WHAT THIS TASK INVOLVES.
If an entry includes an image, drop the image and copy the rest verbatim.

BEGIN MATERIAL FOR THIS TASK

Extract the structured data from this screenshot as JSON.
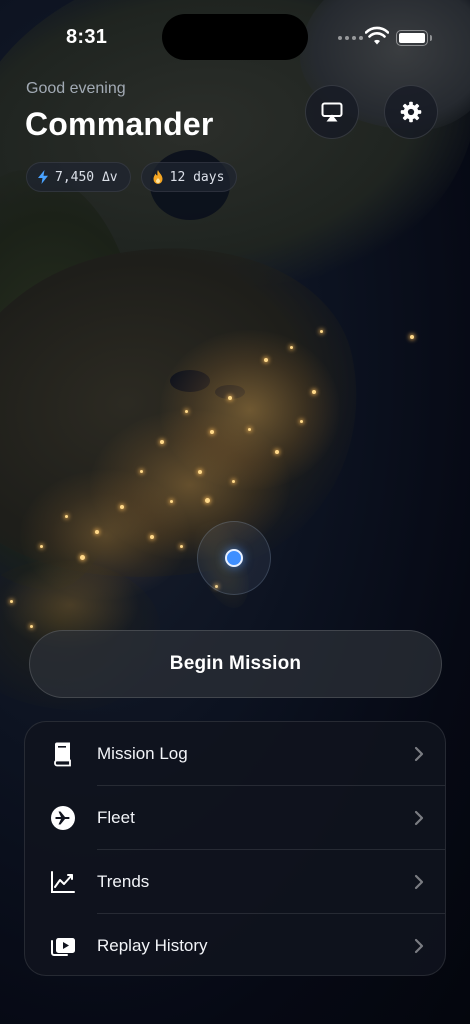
{
  "status_bar": {
    "time": "8:31"
  },
  "header": {
    "greeting": "Good evening",
    "name": "Commander",
    "stats": [
      {
        "icon": "lightning-icon",
        "value": "7,450 Δv"
      },
      {
        "icon": "flame-icon",
        "value": "12 days"
      }
    ]
  },
  "actions": {
    "primary_label": "Begin Mission"
  },
  "menu": {
    "items": [
      {
        "icon": "book-icon",
        "label": "Mission Log"
      },
      {
        "icon": "airplane-icon",
        "label": "Fleet"
      },
      {
        "icon": "chart-line-icon",
        "label": "Trends"
      },
      {
        "icon": "replay-icon",
        "label": "Replay History"
      }
    ]
  },
  "colors": {
    "accent_blue": "#3f8fff",
    "lightning": "#4aa3ff",
    "flame": "#f5a623",
    "city_lights": "#ffd98a"
  }
}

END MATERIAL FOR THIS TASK

RESPONSE TO THIS TASK.
Extract the structured data from this screenshot as JSON.
{
  "status_bar": {
    "time": "8:31"
  },
  "header": {
    "greeting": "Good evening",
    "name": "Commander",
    "stats": [
      {
        "icon": "lightning-icon",
        "value": "7,450 Δv"
      },
      {
        "icon": "flame-icon",
        "value": "12 days"
      }
    ]
  },
  "actions": {
    "primary_label": "Begin Mission"
  },
  "menu": {
    "items": [
      {
        "icon": "book-icon",
        "label": "Mission Log"
      },
      {
        "icon": "airplane-icon",
        "label": "Fleet"
      },
      {
        "icon": "chart-line-icon",
        "label": "Trends"
      },
      {
        "icon": "replay-icon",
        "label": "Replay History"
      }
    ]
  },
  "colors": {
    "accent_blue": "#3f8fff",
    "lightning": "#4aa3ff",
    "flame": "#f5a623",
    "city_lights": "#ffd98a"
  }
}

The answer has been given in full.